One more time White House spokesman Robert Gibbs was asked to say that the President was committed to getting Don’t Ask, Don’t Tell repealed this year. Gibbs refused, again. In fact, today Gibbs made it pretty clear that the White House doesn’t want a repeal this year, which directly contradicts what the President said in his State of the Union address just three months ago. Here’s the quote from the White House transcript:
This year, I will work with Congress and our military to finally repeal the law that denies gay Americans the right to serve the country they love because of who they are. (Applause.) It’s the right thing to do. (Applause.)
It is still the right thing to do, but, apparently it’s not being done “this year,” despite that promise.
Pam Spaulding heard the same thing as we did from Gibbs. Her post is titled, “Robert Gibbs finally admits the Obama Admin has no intention of pushing DADT repeal in 2010.”
There is a serious danger of Democrats losing the House this fall. And regardless, everyone expects the Democrats to lose a good number of seats. There won’t be the large Democratic majorities that exist today (and it’s not like today we’re seeing any great action on DADT, ENDA or DOMA). That’s why we want — and need — repeal to happen this year. This year is what the President promised us.
Here is Advocate reporter Kerry Eleveld questioning Gibbs today at the White House:
Q Let me get back to the question. So there was the heckling on Monday night, there’s the veterans yesterday at the White House gates handcuffing themselves to the fence. All of these actions are aimed at getting repeal this year, something the White House has sort of declined to commit to since the State of the Union address. Has the White House misjudged the level of patience among LGBT and grassroots activists on this?
MR. GIBBS: No. Again, I would remind anybody on this issue — look, first of all, I will say this. Obviously the President made a commitment in the presidential campaign, and understands the passion that people hold the belief that all should be able to serve. The President holds that belief too.
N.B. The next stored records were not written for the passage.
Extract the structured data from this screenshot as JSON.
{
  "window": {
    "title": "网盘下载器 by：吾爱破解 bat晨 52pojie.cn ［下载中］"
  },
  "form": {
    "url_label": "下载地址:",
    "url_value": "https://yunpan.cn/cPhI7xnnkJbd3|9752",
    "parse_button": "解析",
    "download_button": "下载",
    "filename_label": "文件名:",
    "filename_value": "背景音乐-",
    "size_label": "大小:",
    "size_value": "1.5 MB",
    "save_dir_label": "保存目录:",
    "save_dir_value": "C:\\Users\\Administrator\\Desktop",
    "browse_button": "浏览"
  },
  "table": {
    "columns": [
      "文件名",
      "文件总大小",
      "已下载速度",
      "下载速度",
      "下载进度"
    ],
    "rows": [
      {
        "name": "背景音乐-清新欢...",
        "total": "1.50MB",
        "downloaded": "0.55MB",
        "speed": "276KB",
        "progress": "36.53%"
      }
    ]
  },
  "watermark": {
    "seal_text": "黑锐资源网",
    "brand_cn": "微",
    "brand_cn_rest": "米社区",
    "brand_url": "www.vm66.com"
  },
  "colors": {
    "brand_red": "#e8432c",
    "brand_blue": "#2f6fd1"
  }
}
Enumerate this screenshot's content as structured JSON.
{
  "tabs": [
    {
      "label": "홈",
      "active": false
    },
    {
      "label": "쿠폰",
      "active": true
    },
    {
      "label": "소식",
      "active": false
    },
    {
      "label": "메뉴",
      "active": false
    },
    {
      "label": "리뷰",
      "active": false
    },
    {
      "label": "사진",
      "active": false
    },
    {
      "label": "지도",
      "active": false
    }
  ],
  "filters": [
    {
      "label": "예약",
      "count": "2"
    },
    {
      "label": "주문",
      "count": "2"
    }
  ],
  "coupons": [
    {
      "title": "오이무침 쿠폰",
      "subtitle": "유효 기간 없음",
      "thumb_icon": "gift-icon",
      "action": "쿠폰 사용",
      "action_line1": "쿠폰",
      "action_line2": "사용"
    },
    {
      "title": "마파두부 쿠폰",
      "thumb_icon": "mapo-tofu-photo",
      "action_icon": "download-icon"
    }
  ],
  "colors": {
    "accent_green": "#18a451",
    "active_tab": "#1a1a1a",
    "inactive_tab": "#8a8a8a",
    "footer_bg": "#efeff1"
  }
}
But I would remind folks that wasn’t a belief that the President held in 2007 — that’s a belief that the President held in running for the Senate as far back as 2003.
The President has made and is committed to making this changed law. I don’t think he’s underestimated the — as you said, the patience of some. The President wants to see this law changed, just as you’ve heard the Chair of the Joint Chiefs and others in the military say that it’s time for that change to happen.
Q But he’s committed to them letting the Pentagon work through its working group process until December 1st, is that true? He’s committed to that?
MR. GIBBS: Yes. The President has set forward a process with the Joint — the Chair of the Joint Chiefs and with the Secretary of Defense to work through this issue.
Q Before any legislative action is taken — that rules out legislative action this year?
MR. GIBBS: Well, again — the House and the Senate are obviously a different branch of government. The President has a process and a proposal I think that he believes is the best way forward to seeing, again, the commitment that he’s made for many years in trying to — changing that law.
That’s nice that Obama supported repeal back in 2003 and 2007. But, now he’s the President and he can actually make it happen. It’s weird that Gibbs is bringing up old campaign promises to somehow prove that the President is serious today, when there’s growing evidence that he is backing off of his promises.
There are lots of people on the Hill who will use the President’s failure to push for repeal this year as a signal that they shouldn’t do it, period. That’s why Barney Frank said last week that the President’s silence is now costing us votes. All of this is exacerbated by members of the President’s legislative team telling Hill offices that they don’t want repeal this year, as we learned via SLDN’s Aubrey Sarvis on Monday. Then again, it doesn’t sound like Gibbs wants it either. And we know Deputy Chief of Staff Jim Messina doesn’t.
The White House political team “misjudged the level of patience among LGBT and grassroots activists on this” and other issues. They’re making a calculation that it’s a better political move to hold off on repeal until next year or later. They probably expect cover from the Human Rights Campaign and other connected gays, and they’ll probably get it. But HRC is not the powerhouse it once was, or we wouldn’t be in the current predicament of voting for a President who is now breaking his top promises. I have no doubt that someone inside the White house political shop is asking: “What are they going to do? Vote Republican?” What I fear is that a lot of people – gays, enviros, women, labor, Latinos, and more, may simply not vote at all. Turnout matters. It’s Elections 101. So spare us the “who are you going to vote for, Palin?” talk. It’s condescending, and it ignores the reality of how much enthusiasm matters to a campaign.
If DADT isn’t repealed and ENDA isn’t passed this year, Obama is going to start his reelection campaign with a serious gay problem. And, it’s going to be even worse when the mastermind behind this failed DADT strategy, Deputy Chief of Staff Jim Messina, is named campaign manager. It’s all so unnecessary. Repealing DADT is a “no-brainer.” Polls show amazing support and even Dick and Liz Cheney are on our side.
I just think that the White House and the DNC are making a serious miscalculation as to how much damage they are causing with a core Democratic constituency.
The Wonk Room has the video: